§ **ABOUT THIS EXERCISE**:
Provide an exact reproduction of every entry.

§ **DATA RECORDS**:
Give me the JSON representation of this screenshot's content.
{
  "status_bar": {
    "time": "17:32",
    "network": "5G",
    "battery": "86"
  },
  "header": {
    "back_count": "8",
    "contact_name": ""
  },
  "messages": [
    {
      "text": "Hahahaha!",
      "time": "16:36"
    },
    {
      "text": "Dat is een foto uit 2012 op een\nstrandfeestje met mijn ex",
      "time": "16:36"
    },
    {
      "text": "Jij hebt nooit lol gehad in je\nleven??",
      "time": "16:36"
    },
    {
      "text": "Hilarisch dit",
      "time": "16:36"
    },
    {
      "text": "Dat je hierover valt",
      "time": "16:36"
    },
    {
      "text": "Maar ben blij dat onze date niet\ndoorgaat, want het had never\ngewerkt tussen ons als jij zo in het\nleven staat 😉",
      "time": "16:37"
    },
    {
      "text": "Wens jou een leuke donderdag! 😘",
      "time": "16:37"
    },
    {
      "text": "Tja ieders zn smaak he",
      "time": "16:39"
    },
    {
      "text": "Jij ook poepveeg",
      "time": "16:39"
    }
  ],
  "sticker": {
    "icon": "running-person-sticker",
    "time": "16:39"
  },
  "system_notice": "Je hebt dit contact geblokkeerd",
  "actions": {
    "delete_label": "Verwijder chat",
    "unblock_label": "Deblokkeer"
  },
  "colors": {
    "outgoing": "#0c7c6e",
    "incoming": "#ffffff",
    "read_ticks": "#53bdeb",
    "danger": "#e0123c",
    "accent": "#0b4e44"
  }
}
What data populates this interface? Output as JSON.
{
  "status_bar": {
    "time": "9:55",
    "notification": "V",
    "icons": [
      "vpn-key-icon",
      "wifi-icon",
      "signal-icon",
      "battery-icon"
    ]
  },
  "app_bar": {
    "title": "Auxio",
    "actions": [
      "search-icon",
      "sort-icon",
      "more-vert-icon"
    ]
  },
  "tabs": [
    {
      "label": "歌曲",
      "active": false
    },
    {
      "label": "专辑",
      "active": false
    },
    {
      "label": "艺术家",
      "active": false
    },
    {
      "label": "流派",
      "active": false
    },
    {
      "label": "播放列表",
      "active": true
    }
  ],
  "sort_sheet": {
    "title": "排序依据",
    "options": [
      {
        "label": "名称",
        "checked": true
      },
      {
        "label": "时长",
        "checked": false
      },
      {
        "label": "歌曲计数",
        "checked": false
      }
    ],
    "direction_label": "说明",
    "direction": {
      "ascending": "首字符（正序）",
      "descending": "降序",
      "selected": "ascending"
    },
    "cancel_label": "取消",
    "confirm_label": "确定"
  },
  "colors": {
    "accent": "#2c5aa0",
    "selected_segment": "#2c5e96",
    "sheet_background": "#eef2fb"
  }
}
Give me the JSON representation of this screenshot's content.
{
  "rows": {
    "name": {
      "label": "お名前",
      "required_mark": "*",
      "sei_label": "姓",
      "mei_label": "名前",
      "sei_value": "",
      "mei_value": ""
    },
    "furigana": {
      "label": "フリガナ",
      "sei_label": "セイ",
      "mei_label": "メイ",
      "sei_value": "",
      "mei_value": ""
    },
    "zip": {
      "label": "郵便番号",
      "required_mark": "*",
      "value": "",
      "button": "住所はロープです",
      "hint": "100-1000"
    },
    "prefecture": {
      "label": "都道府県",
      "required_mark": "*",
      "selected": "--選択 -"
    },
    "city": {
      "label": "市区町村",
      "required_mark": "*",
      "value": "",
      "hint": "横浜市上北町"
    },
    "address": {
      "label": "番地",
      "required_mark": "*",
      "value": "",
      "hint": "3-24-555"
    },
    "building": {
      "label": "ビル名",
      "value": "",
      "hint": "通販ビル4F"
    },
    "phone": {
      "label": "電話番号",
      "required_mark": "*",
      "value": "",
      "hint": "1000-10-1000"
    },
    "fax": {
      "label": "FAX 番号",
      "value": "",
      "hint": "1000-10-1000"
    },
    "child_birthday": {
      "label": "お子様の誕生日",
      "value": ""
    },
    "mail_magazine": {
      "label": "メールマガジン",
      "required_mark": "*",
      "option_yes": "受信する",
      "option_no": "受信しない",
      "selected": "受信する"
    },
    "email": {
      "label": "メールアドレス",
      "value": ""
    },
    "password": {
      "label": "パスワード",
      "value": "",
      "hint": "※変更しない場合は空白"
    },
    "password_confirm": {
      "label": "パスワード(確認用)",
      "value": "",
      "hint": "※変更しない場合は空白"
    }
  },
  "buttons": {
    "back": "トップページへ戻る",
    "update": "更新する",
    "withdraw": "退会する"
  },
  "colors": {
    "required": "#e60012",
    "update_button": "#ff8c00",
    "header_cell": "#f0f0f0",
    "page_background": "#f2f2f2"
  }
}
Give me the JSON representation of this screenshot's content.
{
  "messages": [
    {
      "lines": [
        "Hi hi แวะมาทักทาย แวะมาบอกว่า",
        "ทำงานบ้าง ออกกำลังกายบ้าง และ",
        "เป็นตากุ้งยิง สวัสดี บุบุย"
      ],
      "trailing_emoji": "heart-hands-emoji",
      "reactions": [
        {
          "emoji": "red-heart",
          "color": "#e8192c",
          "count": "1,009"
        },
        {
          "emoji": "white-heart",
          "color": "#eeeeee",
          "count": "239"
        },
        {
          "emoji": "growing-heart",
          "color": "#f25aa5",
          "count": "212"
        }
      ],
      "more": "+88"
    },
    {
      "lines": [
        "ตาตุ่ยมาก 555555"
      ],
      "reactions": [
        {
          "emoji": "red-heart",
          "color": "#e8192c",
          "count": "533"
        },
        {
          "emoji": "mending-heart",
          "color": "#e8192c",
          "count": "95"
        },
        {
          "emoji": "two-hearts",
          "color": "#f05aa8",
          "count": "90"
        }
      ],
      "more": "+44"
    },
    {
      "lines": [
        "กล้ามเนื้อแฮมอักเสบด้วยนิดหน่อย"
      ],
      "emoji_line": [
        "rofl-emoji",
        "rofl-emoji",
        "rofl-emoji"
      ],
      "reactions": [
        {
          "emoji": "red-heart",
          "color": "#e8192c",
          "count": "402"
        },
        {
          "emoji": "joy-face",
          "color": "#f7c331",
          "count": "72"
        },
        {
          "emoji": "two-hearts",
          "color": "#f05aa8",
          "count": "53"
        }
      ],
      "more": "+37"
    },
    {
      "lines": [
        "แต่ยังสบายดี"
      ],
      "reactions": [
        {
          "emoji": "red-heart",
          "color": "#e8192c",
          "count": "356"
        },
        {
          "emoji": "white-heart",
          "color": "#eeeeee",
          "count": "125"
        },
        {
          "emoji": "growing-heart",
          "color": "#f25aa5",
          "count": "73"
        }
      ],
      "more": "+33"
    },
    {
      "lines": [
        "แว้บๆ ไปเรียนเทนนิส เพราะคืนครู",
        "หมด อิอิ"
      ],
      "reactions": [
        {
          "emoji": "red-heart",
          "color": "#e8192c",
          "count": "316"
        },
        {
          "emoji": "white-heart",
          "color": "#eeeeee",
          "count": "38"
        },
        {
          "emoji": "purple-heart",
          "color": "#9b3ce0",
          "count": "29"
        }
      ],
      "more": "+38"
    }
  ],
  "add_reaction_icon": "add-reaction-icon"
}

§ **RESULT OF THIS TASK**:
Give me the JSON representation of this screenshot's content.
{
  "status_bar": {
    "time": "17:32",
    "network": "5G",
    "battery": "86"
  },
  "header": {
    "back_count": "8",
    "contact_name": ""
  },
  "messages": [
    {
      "text": "Hahahaha!",
      "time": "16:36"
    },
    {
      "text": "Dat is een foto uit 2012 op een\nstrandfeestje met mijn ex",
      "time": "16:36"
    },
    {
      "text": "Jij hebt nooit lol gehad in je\nleven??",
      "time": "16:36"
    },
    {
      "text": "Hilarisch dit",
      "time": "16:36"
    },
    {
      "text": "Dat je hierover valt",
      "time": "16:36"
    },
    {
      "text": "Maar ben blij dat onze date niet\ndoorgaat, want het had never\ngewerkt tussen ons als jij zo in het\nleven staat 😉",
      "time": "16:37"
    },
    {
      "text": "Wens jou een leuke donderdag! 😘",
      "time": "16:37"
    },
    {
      "text": "Tja ieders zn smaak he",
      "time": "16:39"
    },
    {
      "text": "Jij ook poepveeg",
      "time": "16:39"
    }
  ],
  "sticker": {
    "icon": "running-person-sticker",
    "time": "16:39"
  },
  "system_notice": "Je hebt dit contact geblokkeerd",
  "actions": {
    "delete_label": "Verwijder chat",
    "unblock_label": "Deblokkeer"
  },
  "colors": {
    "outgoing": "#0c7c6e",
    "incoming": "#ffffff",
    "read_ticks": "#53bdeb",
    "danger": "#e0123c",
    "accent": "#0b4e44"
  }
}
What data populates this interface? Output as JSON.
{
  "status_bar": {
    "time": "9:55",
    "notification": "V",
    "icons": [
      "vpn-key-icon",
      "wifi-icon",
      "signal-icon",
      "battery-icon"
    ]
  },
  "app_bar": {
    "title": "Auxio",
    "actions": [
      "search-icon",
      "sort-icon",
      "more-vert-icon"
    ]
  },
  "tabs": [
    {
      "label": "歌曲",
      "active": false
    },
    {
      "label": "专辑",
      "active": false
    },
    {
      "label": "艺术家",
      "active": false
    },
    {
      "label": "流派",
      "active": false
    },
    {
      "label": "播放列表",
      "active": true
    }
  ],
  "sort_sheet": {
    "title": "排序依据",
    "options": [
      {
        "label": "名称",
        "checked": true
      },
      {
        "label": "时长",
        "checked": false
      },
      {
        "label": "歌曲计数",
        "checked": false
      }
    ],
    "direction_label": "说明",
    "direction": {
      "ascending": "首字符（正序）",
      "descending": "降序",
      "selected": "ascending"
    },
    "cancel_label": "取消",
    "confirm_label": "确定"
  },
  "colors": {
    "accent": "#2c5aa0",
    "selected_segment": "#2c5e96",
    "sheet_background": "#eef2fb"
  }
}
Give me the JSON representation of this screenshot's content.
{
  "rows": {
    "name": {
      "label": "お名前",
      "required_mark": "*",
      "sei_label": "姓",
      "mei_label": "名前",
      "sei_value": "",
      "mei_value": ""
    },
    "furigana": {
      "label": "フリガナ",
      "sei_label": "セイ",
      "mei_label": "メイ",
      "sei_value": "",
      "mei_value": ""
    },
    "zip": {
      "label": "郵便番号",
      "required_mark": "*",
      "value": "",
      "button": "住所はロープです",
      "hint": "100-1000"
    },
    "prefecture": {
      "label": "都道府県",
      "required_mark": "*",
      "selected": "--選択 -"
    },
    "city": {
      "label": "市区町村",
      "required_mark": "*",
      "value": "",
      "hint": "横浜市上北町"
    },
    "address": {
      "label": "番地",
      "required_mark": "*",
      "value": "",
      "hint": "3-24-555"
    },
    "building": {
      "label": "ビル名",
      "value": "",
      "hint": "通販ビル4F"
    },
    "phone": {
      "label": "電話番号",
      "required_mark": "*",
      "value": "",
      "hint": "1000-10-1000"
    },
    "fax": {
      "label": "FAX 番号",
      "value": "",
      "hint": "1000-10-1000"
    },
    "child_birthday": {
      "label": "お子様の誕生日",
      "value": ""
    },
    "mail_magazine": {
      "label": "メールマガジン",
      "required_mark": "*",
      "option_yes": "受信する",
      "option_no": "受信しない",
      "selected": "受信する"
    },
    "email": {
      "label": "メールアドレス",
      "value": ""
    },
    "password": {
      "label": "パスワード",
      "value": "",
      "hint": "※変更しない場合は空白"
    },
    "password_confirm": {
      "label": "パスワード(確認用)",
      "value": "",
      "hint": "※変更しない場合は空白"
    }
  },
  "buttons": {
    "back": "トップページへ戻る",
    "update": "更新する",
    "withdraw": "退会する"
  },
  "colors": {
    "required": "#e60012",
    "update_button": "#ff8c00",
    "header_cell": "#f0f0f0",
    "page_background": "#f2f2f2"
  }
}
Give me the JSON representation of this screenshot's content.
{
  "messages": [
    {
      "lines": [
        "Hi hi แวะมาทักทาย แวะมาบอกว่า",
        "ทำงานบ้าง ออกกำลังกายบ้าง และ",
        "เป็นตากุ้งยิง สวัสดี บุบุย"
      ],
      "trailing_emoji": "heart-hands-emoji",
      "reactions": [
        {
          "emoji": "red-heart",
          "color": "#e8192c",
          "count": "1,009"
        },
        {
          "emoji": "white-heart",
          "color": "#eeeeee",
          "count": "239"
        },
        {
          "emoji": "growing-heart",
          "color": "#f25aa5",
          "count": "212"
        }
      ],
      "more": "+88"
    },
    {
      "lines": [
        "ตาตุ่ยมาก 555555"
      ],
      "reactions": [
        {
          "emoji": "red-heart",
          "color": "#e8192c",
          "count": "533"
        },
        {
          "emoji": "mending-heart",
          "color": "#e8192c",
          "count": "95"
        },
        {
          "emoji": "two-hearts",
          "color": "#f05aa8",
          "count": "90"
        }
      ],
      "more": "+44"
    },
    {
      "lines": [
        "กล้ามเนื้อแฮมอักเสบด้วยนิดหน่อย"
      ],
      "emoji_line": [
        "rofl-emoji",
        "rofl-emoji",
        "rofl-emoji"
      ],
      "reactions": [
        {
          "emoji": "red-heart",
          "color": "#e8192c",
          "count": "402"
        },
        {
          "emoji": "joy-face",
          "color": "#f7c331",
          "count": "72"
        },
        {
          "emoji": "two-hearts",
          "color": "#f05aa8",
          "count": "53"
        }
      ],
      "more": "+37"
    },
    {
      "lines": [
        "แต่ยังสบายดี"
      ],
      "reactions": [
        {
          "emoji": "red-heart",
          "color": "#e8192c",
          "count": "356"
        },
        {
          "emoji": "white-heart",
          "color": "#eeeeee",
          "count": "125"
        },
        {
          "emoji": "growing-heart",
          "color": "#f25aa5",
          "count": "73"
        }
      ],
      "more": "+33"
    },
    {
      "lines": [
        "แว้บๆ ไปเรียนเทนนิส เพราะคืนครู",
        "หมด อิอิ"
      ],
      "reactions": [
        {
          "emoji": "red-heart",
          "color": "#e8192c",
          "count": "316"
        },
        {
          "emoji": "white-heart",
          "color": "#eeeeee",
          "count": "38"
        },
        {
          "emoji": "purple-heart",
          "color": "#9b3ce0",
          "count": "29"
        }
      ],
      "more": "+38"
    }
  ],
  "add_reaction_icon": "add-reaction-icon"
}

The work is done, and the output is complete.